Labour leader Jeremy Corbyn will today call on the government to initiate an immediate review of cuts to civil legal aid.
Writing for BarTalk, the Bar Council’s member e-newsletter, Corbyn will argue that access to justice should be considered a ‘fundamental right’ which has been taken away from the poorest and most marginalised.
The coalition government reduced the scope of civil legal aid through the Legal Aid, Sentencing and Punishment of Offenders Act (Laspo) and has committed to a review of the policy by April 2018.
The reforms reduced spending on civil legal aid by £300m a year, but the National Audit Office last year said the wider costs to the public sector had not been factored in because the Ministry of Justice did not anticipate how people would respond to the changes.

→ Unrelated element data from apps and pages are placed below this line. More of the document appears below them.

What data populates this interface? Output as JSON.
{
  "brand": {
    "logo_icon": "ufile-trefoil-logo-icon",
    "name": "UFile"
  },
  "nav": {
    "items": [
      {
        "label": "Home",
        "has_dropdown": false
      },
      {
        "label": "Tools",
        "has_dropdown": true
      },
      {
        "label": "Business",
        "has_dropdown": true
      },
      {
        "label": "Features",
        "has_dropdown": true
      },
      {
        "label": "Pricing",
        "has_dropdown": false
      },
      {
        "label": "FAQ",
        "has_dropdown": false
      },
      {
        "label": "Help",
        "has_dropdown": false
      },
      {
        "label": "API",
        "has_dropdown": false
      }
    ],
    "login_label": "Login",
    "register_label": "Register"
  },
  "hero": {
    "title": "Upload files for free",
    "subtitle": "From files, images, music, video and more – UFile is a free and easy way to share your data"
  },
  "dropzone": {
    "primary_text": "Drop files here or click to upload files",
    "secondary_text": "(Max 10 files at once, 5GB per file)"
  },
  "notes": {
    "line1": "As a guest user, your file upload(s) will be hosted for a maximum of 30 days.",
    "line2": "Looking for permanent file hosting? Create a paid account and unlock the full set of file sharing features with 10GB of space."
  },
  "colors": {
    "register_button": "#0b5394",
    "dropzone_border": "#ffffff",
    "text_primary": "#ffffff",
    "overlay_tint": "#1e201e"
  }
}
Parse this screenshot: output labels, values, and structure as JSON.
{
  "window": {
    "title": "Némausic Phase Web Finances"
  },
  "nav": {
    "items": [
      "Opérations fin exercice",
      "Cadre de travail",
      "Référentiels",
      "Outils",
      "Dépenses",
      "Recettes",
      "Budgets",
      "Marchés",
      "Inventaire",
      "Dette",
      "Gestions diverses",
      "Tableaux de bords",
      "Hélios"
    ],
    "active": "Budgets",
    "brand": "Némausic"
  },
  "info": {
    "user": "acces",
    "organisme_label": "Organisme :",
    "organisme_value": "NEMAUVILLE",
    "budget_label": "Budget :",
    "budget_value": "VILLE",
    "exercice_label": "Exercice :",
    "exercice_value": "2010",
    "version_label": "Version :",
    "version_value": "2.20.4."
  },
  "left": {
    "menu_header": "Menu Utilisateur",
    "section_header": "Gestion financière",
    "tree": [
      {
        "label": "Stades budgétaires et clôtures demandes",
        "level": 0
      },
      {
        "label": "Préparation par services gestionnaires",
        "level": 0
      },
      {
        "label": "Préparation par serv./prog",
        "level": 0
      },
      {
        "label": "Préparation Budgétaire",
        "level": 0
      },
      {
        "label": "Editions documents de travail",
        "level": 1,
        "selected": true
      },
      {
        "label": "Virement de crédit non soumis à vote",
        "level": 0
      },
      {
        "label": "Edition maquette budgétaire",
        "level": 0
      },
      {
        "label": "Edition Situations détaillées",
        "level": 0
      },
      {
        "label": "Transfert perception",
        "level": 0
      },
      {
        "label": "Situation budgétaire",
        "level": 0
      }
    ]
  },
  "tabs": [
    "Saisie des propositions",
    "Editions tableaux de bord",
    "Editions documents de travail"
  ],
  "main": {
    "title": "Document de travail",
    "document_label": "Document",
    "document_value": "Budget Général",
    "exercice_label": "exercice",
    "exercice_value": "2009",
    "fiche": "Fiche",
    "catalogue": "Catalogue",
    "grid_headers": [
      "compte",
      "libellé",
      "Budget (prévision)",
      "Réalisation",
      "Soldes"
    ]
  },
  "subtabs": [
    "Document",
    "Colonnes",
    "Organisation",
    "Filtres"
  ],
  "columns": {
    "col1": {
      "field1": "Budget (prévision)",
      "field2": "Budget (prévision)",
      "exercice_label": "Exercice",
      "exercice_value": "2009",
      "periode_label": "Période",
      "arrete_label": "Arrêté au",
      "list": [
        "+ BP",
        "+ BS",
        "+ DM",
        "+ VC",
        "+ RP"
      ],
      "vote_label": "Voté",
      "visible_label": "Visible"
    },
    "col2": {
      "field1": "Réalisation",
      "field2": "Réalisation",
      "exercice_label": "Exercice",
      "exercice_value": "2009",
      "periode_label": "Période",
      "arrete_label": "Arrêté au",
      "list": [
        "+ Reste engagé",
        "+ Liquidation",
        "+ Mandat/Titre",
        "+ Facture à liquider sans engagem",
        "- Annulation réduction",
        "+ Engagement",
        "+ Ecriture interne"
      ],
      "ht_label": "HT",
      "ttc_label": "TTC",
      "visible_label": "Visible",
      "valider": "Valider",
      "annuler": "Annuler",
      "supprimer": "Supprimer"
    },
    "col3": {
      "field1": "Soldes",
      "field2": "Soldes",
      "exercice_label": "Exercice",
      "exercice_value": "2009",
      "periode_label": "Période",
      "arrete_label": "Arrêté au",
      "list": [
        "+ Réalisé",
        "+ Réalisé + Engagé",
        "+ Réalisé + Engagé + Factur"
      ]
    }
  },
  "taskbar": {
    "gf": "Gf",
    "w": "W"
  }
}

Corbyn last year set up a commission to review legal aid in general. His party today makes an explicit call to the government to immediately look again at its civil funding policies.
He will say: ‘It is clear that the consequences of part one of Laspo are disastrous, yet the government refuses to review the way in which the act is working.
‘That review should be brought forward immediately and action should be taken to assist the most vulnerable. Legal aid has been referred to as the forgotten pillar of the welfare state. It is time to challenge that perception. The principles of access to justice and human rights for all is precisely for what Labour stands.’
Justice minister Shailesh Vara last month rebuffed calls for an immediate review of Laspo, telling the House of Commons: ‘We constantly ensure that matters are kept under review. We are committed to having a review of the Legal Aid, Sentencing and Punishment of Offenders Act 2012 three to five years after its implementation.’
The MoJ has stated that the legal aid budget is still £1.6bn, making it one of the largest in the world with double the expenditure per head compared with other common law jurisdictions such as Australia, Canada and Northern Ireland.
The last Labour justice secretary Jack Straw made his own commitments to reducing legal aid spending before the 2010 general election.